However during lockdown it was not always possible for claimants to get this information to The DWP and the usual rules were relaxed in order to enable people to get some form of income. Now as we move out of lockdown The DWP are retrospectively doing the normal ID checks and requesting this from claimants. The issue that Citizens Advice are seeing is that some claimants only claimed Universal Credit for a few months because they were able to get furlough wages, work from home, etc. and their UC claims and accounts lay dormant or were eventually closed. These accounts however were still subject to retrospective ID checks with requests to provide the normal ID verification.
Readers may have read about how some ID requests seemed somewhat peculiar, such as taking a selfie with a newspaper confirming the date the selfie was taken matches that of the newspaper. Claimants getting these requests were suspicious to respond as it had all the markings of an ID type scam.

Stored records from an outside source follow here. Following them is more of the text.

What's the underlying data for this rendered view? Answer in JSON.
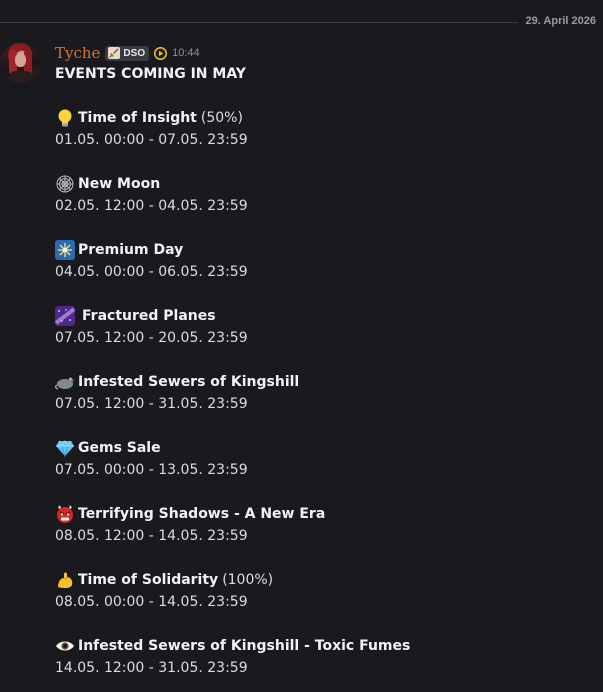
{
  "date_divider": "29. April 2026",
  "message": {
    "username": "Tyche",
    "tag": {
      "icon": "sword-icon",
      "label": "DSO"
    },
    "badge_icon": "play-badge-icon",
    "timestamp": "10:44",
    "title": "EVENTS COMING IN MAY",
    "events": [
      {
        "icon": "lightbulb-emoji",
        "name": "Time of Insight",
        "extra": "(50%)",
        "dates": "01.05. 00:00 - 07.05. 23:59"
      },
      {
        "icon": "spiderweb-emoji",
        "name": "New Moon",
        "extra": "",
        "dates": "02.05. 12:00 - 04.05. 23:59"
      },
      {
        "icon": "sparkler-emoji",
        "name": "Premium Day",
        "extra": "",
        "dates": "04.05. 00:00 - 06.05. 23:59"
      },
      {
        "icon": "milky-way-emoji",
        "name": "Fractured Planes",
        "extra": "",
        "dates": "07.05. 12:00 - 20.05. 23:59"
      },
      {
        "icon": "rat-emoji",
        "name": "Infested Sewers of Kingshill",
        "extra": "",
        "dates": "07.05. 12:00 - 31.05. 23:59"
      },
      {
        "icon": "gem-emoji",
        "name": "Gems Sale",
        "extra": "",
        "dates": "07.05. 00:00 - 13.05. 23:59"
      },
      {
        "icon": "ogre-emoji",
        "name": "Terrifying Shadows - A New Era",
        "extra": "",
        "dates": "08.05. 12:00 - 14.05. 23:59"
      },
      {
        "icon": "flexed-biceps-emoji",
        "name": "Time of Solidarity",
        "extra": "(100%)",
        "dates": "08.05. 00:00 - 14.05. 23:59"
      },
      {
        "icon": "eye-emoji",
        "name": "Infested Sewers of Kingshill - Toxic Fumes",
        "extra": "",
        "dates": "14.05. 12:00 - 31.05. 23:59"
      }
    ]
  },
  "colors": {
    "background": "#1a1a1e",
    "username": "#d2772f",
    "text": "#dbdee1",
    "heading": "#f2f3f5",
    "muted": "#8e9099"
  }
}
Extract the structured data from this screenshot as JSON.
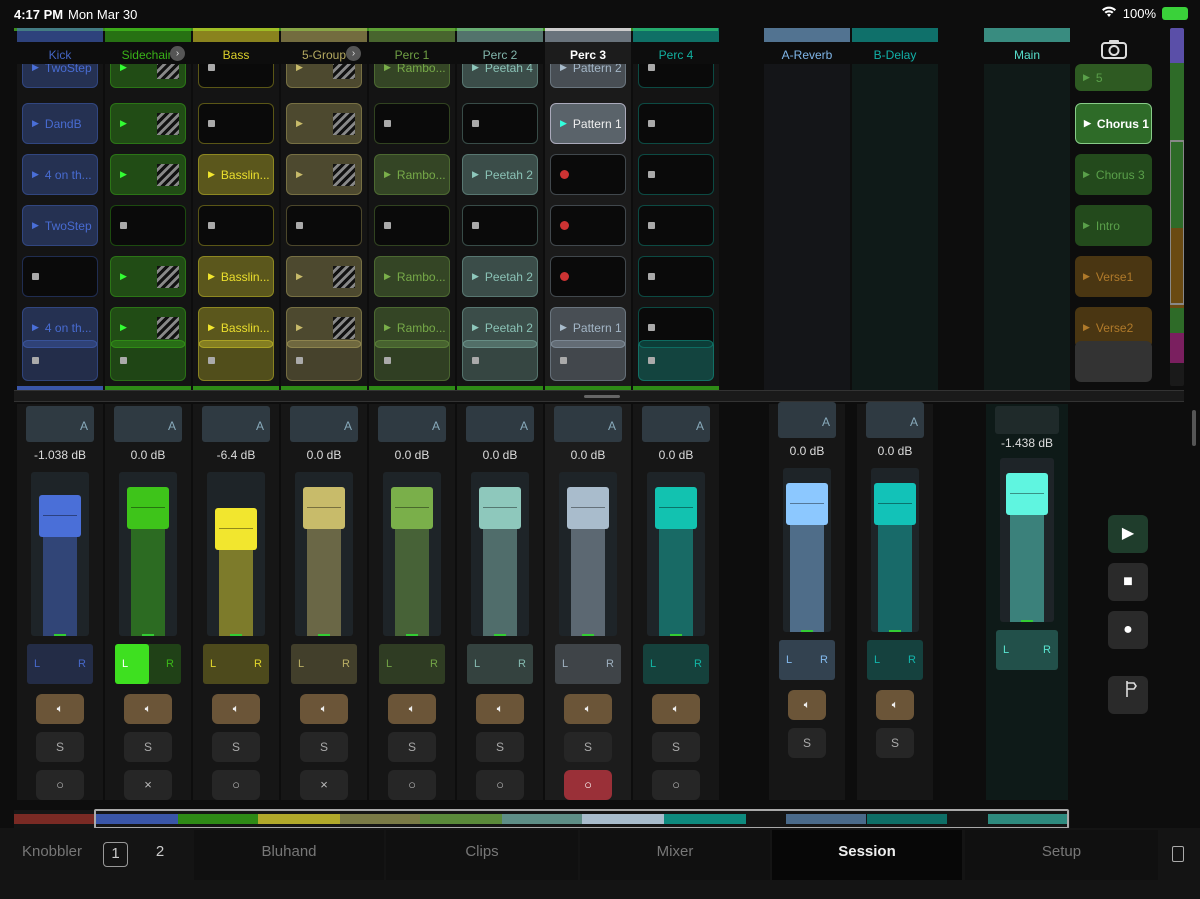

Claimants with closed UC accounts were unable to provide this via their online accounts but no provisions appear to be in place to provide the information another way.
So eventually claimants would be notified they had been overpaid UC even though they were entitled to the amounts paid and thus have to start the process of challenging the overpaid benefit often leading to unwanted stress and anxiety.
Our advice to any readers who have either received a request for ID verification or received notification of an overpayment is to seek advice from either Citizens Advice or their local advice/benefits bureau who will be able to confirm that this is a genuine request, to see if it is still possible to provide the information via the UC journal and if not seek to establish an alternative method of getting this information to The DWP. For claimants who have been notified of an overpayment the bureau again can confirm the overpayment arose due to a retrospective ID check and to assist in challenging it. This will also enable the national bureau to identify if this is a growing trend and liaise with The DWP to suggest steps to prevent unwarranted actions to recover payments from claimants genuinely entitled to UC.